This afternoon, we're starting our taxes in my house. Because some of my bookkeeping systems floundered in 2008, it got me thinking about various systems I've changed in the past 18 months or so.
I used to use MS Outlook for calendar, contacts, and a to do list. I synched it with a Palm device. This worked for me for years. But late in my pregnancy with my first-born pumpkin, said Palm device decided it was time for frequent non-functioning to set in. I didn't feel like hunting down a replacement then and there. And then I realized that after the wee one was born, I may not be able to follow my own rule for PDA use:
Do not depend on a PDA unless you back it up daily.
Now I realize this rule is somewhat outdated with iPhones and whatnot, or at least the backing up works differently. Point is that small portable devices crash, freeze, die, get lost, etc. And I synched mine with my computer, in my basement office, every day, but didn't really see that being high on my priority list when I was in the massive exhaustion, 18 diapers-a-day beginning of parenthood.
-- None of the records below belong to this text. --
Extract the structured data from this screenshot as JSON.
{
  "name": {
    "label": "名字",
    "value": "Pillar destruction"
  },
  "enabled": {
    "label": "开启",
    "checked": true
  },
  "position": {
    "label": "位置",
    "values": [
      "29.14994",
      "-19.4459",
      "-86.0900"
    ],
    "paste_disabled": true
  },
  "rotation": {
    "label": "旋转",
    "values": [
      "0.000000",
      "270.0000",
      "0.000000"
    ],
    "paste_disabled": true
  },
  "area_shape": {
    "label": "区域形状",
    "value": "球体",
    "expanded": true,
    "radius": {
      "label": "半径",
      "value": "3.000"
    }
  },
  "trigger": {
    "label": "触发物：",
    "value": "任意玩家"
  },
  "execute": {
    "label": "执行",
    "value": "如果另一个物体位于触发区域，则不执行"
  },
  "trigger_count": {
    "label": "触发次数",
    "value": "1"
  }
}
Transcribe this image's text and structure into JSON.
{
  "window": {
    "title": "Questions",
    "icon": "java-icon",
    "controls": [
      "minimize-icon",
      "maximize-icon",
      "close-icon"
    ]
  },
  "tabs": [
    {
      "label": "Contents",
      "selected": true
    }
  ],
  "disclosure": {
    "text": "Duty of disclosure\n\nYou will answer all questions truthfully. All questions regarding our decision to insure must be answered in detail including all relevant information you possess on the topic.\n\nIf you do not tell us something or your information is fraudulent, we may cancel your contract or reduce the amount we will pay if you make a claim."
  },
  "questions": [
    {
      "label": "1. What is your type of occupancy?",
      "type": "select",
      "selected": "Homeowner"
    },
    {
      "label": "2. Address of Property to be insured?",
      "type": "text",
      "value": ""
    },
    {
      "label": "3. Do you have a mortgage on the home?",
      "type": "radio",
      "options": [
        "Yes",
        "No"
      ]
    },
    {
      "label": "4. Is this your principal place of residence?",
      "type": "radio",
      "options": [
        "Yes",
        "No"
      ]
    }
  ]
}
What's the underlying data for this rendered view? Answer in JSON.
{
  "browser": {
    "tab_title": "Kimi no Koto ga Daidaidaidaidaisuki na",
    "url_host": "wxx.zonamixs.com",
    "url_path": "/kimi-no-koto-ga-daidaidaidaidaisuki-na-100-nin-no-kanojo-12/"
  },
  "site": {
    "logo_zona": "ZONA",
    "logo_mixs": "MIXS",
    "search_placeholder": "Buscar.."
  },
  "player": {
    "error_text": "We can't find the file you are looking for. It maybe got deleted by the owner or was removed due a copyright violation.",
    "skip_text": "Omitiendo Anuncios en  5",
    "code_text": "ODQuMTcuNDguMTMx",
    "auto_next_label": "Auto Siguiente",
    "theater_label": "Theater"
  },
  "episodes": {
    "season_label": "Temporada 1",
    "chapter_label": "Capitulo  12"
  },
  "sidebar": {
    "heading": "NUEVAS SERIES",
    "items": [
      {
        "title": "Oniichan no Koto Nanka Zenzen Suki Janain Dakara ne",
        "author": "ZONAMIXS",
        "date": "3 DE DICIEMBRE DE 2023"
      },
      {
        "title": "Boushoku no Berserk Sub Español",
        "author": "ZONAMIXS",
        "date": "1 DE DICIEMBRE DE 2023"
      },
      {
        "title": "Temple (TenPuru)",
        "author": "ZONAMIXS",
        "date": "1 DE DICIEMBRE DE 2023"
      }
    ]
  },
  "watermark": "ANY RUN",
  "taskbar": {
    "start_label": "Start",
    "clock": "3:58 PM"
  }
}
So I gave up the PDA lifestyle and bought myself a paper week-by-week calendar for 2008 at the drugstore for about $3.95. I was going to be taking some time off after the baby anyways, and wouldn't have that many appointments to note.
It worked just fine.
I still miss having a portable, complete list of addresses compiled in one place. I'll work that out.
I got myself a little bit nicer paper calendar for 2009 (this one I ordered online, and accidentally got one a size too small; as long as I use pencil for most appointments, it seems to be fine, too). If I did use something like an iPhone, I'd be happy to use Google Calendar, but this way I don't have to have computer or laptop access to make or check appointments.
I don't keep a to do list anymore.
I don't miss it. I don't forget a lot more than I used to. Outlook was a great place to put a "master to do list," i.e., a place to dump all the tasks stuck in my head so I didn't have to carry them around in my head, and so maybe I could look over them to think about how to use my time. That's actually one of the keys to why it's not a problem for me not to have one right now; my work life is compacted into taking care of clients, and very immediate related stuff, and one or two bonus tasks per week, because I work part-time. When I'm with my son, everything is very immediate and clear what I need to do.
I do write things down:
Occassionally I have written an email with then things I'm meaning to get done. It's not an ongoing thing like it used to be, though it is a list in a very simple place that I can find back. I haven't done that in quite a while quite honestly, though I have emailed some goals to work buddies to help focus my thoughts.
And I write "stubby to do lists." That's where you take a scrap (not too small) of paper and write down the three or so things you need to do right NOW in the next few hours, so you don't forget them when you get distracted. The the scrap can go away. Using a fat marker seems to work well. I think this is helpful because my working or short-term memory gets foggy. It works because I'm NOT trying to prioritize as I do these things, it's just a really short list to keep me on task rather than drifting into space.
So to be fair, I do use to do lists my own way. And I'm not recommending that YOU give them up…if they HELP you. I AM recommending that you use natural opportunities to slash and burn overly complicated systems that aren't necessarily helpful, and see what grows in their stead.